Source: 1024 greenstreet at flic.kr/p/mMEgi. I know, I know: this image doesn’t really have the right feel to it. I had a hard time finding one that did have that ancient-Israel sort of aesthetic, though, let alone such an image in the public domain or creative commons!

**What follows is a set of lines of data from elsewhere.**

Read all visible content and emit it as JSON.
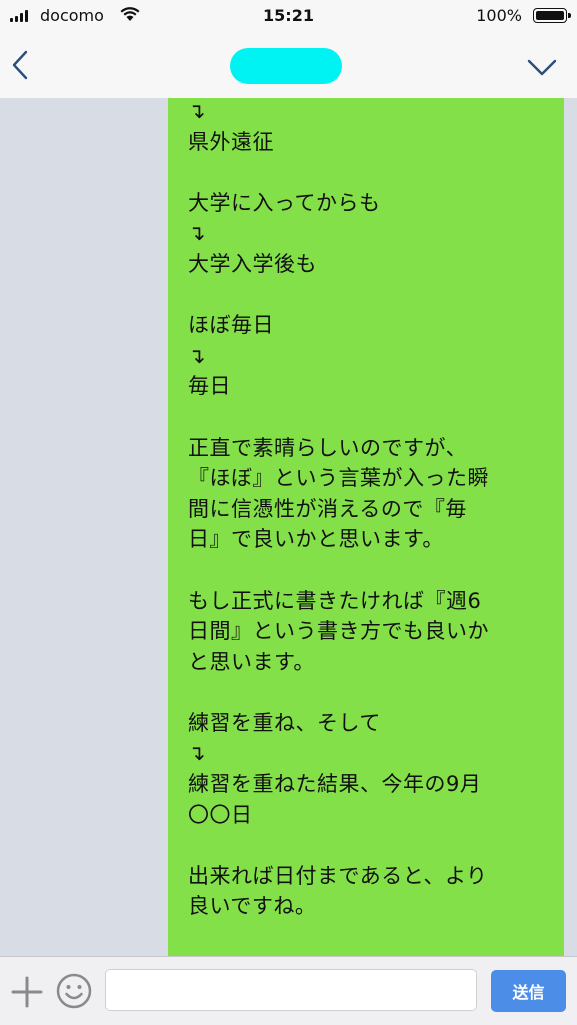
{
  "status_bar": {
    "carrier": "docomo",
    "time": "15:21",
    "battery": "100%",
    "battery_level": 1.0
  },
  "nav": {
    "back_icon": "chevron-left-icon",
    "menu_icon": "chevron-down-icon"
  },
  "chat": {
    "bubble_color": "#84e049",
    "background_color": "#d7dce5",
    "message_text": "↴\n県外遠征\n\n大学に入ってからも\n↴\n大学入学後も\n\nほぼ毎日\n↴\n毎日\n\n正直で素晴らしいのですが、\n『ほぼ』という言葉が入った瞬\n間に信憑性が消えるので『毎\n日』で良いかと思います。\n\nもし正式に書きたければ『週6\n日間』という書き方でも良いか\nと思います。\n\n練習を重ね、そして\n↴\n練習を重ねた結果、今年の9月\n〇〇日\n\n出来れば日付まであると、より\n良いですね。\n\n小さい頃から目標を"
  },
  "input_bar": {
    "plus_icon": "plus-icon",
    "emoji_icon": "smiley-icon",
    "message_value": "",
    "send_label": "送信",
    "send_color": "#4c8de8"
  }
}
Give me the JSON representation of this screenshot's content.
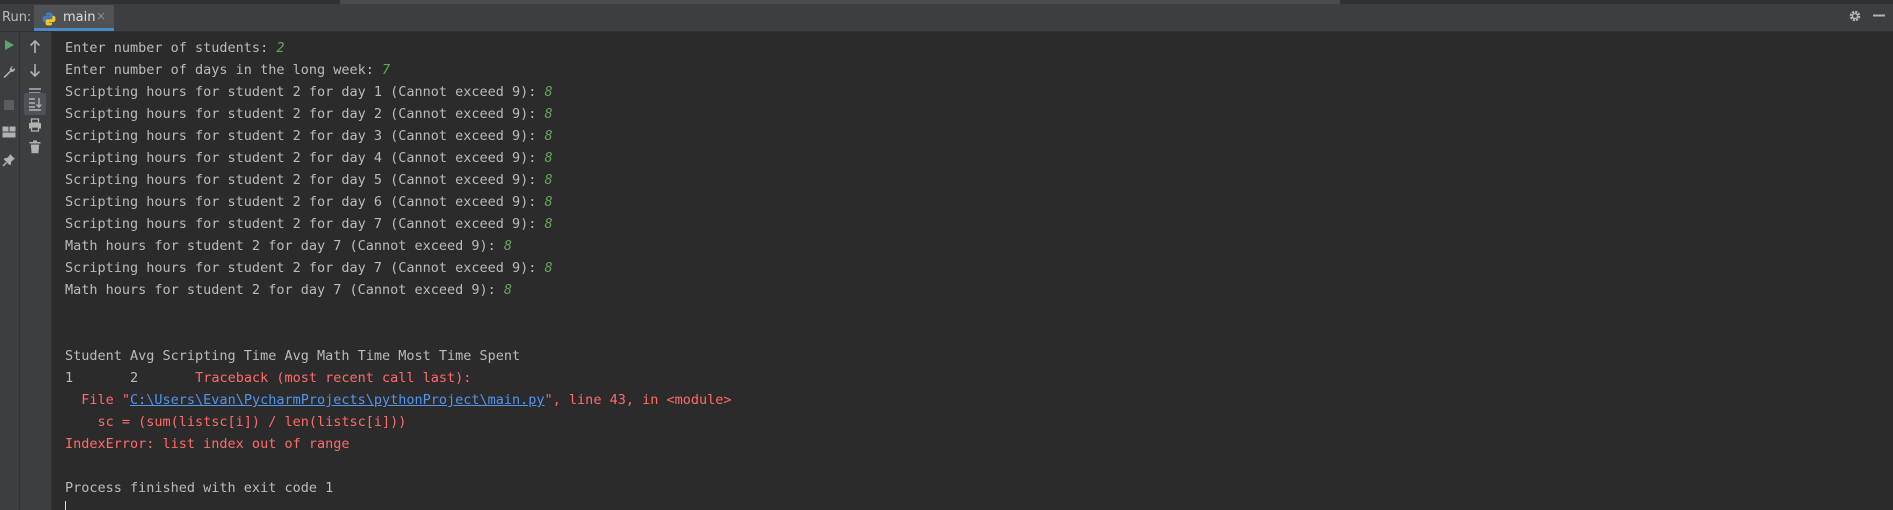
{
  "run_panel": {
    "label": "Run:",
    "tab": {
      "title": "main",
      "close": "×"
    },
    "icons": [
      "settings-gear-icon",
      "minimize-icon"
    ]
  },
  "toolbar_left": {
    "icons": [
      "rerun-icon",
      "wrench-icon",
      "stop-icon",
      "layout-icon",
      "pin-icon"
    ]
  },
  "toolbar_console": {
    "icons": [
      "scroll-up-icon",
      "scroll-down-icon",
      "soft-wrap-icon",
      "scroll-to-end-icon",
      "print-icon",
      "trash-icon"
    ]
  },
  "console": {
    "lines": [
      {
        "text": "Enter number of students: ",
        "input": "2"
      },
      {
        "text": "Enter number of days in the long week: ",
        "input": "7"
      },
      {
        "text": "Scripting hours for student 2 for day 1 (Cannot exceed 9): ",
        "input": "8"
      },
      {
        "text": "Scripting hours for student 2 for day 2 (Cannot exceed 9): ",
        "input": "8"
      },
      {
        "text": "Scripting hours for student 2 for day 3 (Cannot exceed 9): ",
        "input": "8"
      },
      {
        "text": "Scripting hours for student 2 for day 4 (Cannot exceed 9): ",
        "input": "8"
      },
      {
        "text": "Scripting hours for student 2 for day 5 (Cannot exceed 9): ",
        "input": "8"
      },
      {
        "text": "Scripting hours for student 2 for day 6 (Cannot exceed 9): ",
        "input": "8"
      },
      {
        "text": "Scripting hours for student 2 for day 7 (Cannot exceed 9): ",
        "input": "8"
      },
      {
        "text": "Math hours for student 2 for day 7 (Cannot exceed 9): ",
        "input": "8"
      },
      {
        "text": "Scripting hours for student 2 for day 7 (Cannot exceed 9): ",
        "input": "8"
      },
      {
        "text": "Math hours for student 2 for day 7 (Cannot exceed 9): ",
        "input": "8"
      }
    ],
    "table_header": "Student Avg Scripting Time Avg Math Time Most Time Spent",
    "table_row": {
      "student": "1",
      "scripting": "2",
      "traceback": "Traceback (most recent call last):"
    },
    "file_line": {
      "prefix": "  File \"",
      "path": "C:\\Users\\Evan\\PycharmProjects\\pythonProject\\main.py",
      "suffix": "\", line 43, in <module>"
    },
    "code_line": "    sc = (sum(listsc[i]) / len(listsc[i]))",
    "error_line": "IndexError: list index out of range",
    "exit_line": "Process finished with exit code 1"
  },
  "colors": {
    "background": "#2b2b2b",
    "text": "#bbbbbb",
    "input": "#62a855",
    "error": "#ff6b68",
    "link": "#5394ec"
  }
}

The stories all agree that the Cainites have two heads that sometimes or often disagree, perhaps because they were cursed by God. The stories also all note that the Cainites live in an underground cavern, called either Arka or Tebel, where they have few resources under a faint light or a false sun. Of course, based on the evidence, I’m inclined to say Solomon for all his wisdom was wrong when he ruled that a Cainite was one person: two heads means two brains, which means two minds, which means two people. So rather than saying that a Cainite’s heads sometimes disagree, for instance, it might be more accurate to say that Cainite twins sometimes disagree. Given the story of the Cainite who took an Israelite wife and had seven children, one and only one of whom appeared to be a Cainite, we might speculate that they are humans, and their bicephaly is a recessive genetic trait. But more interesting to me is to wonder what the society of Arka—or Tebel—would be like: What would be their laws? How would they marry? (Note that, in Israel, the Cainite took only one wife rather than two.) What attitude would people with no exclusive claim to their own bodies have toward the ownership of property? What would be the history of their philosophy? Similar questions are posed, and some answers ventured, in other works featuring societies of bicephalic twins: Shelley Jackson’s novel Half-Life and Alluria Publishing’s Remarkable Races: The Taddol RPG supplements. But I would appreciate fuller answers, so you should feel free to offer your own.
Posted by Christian H.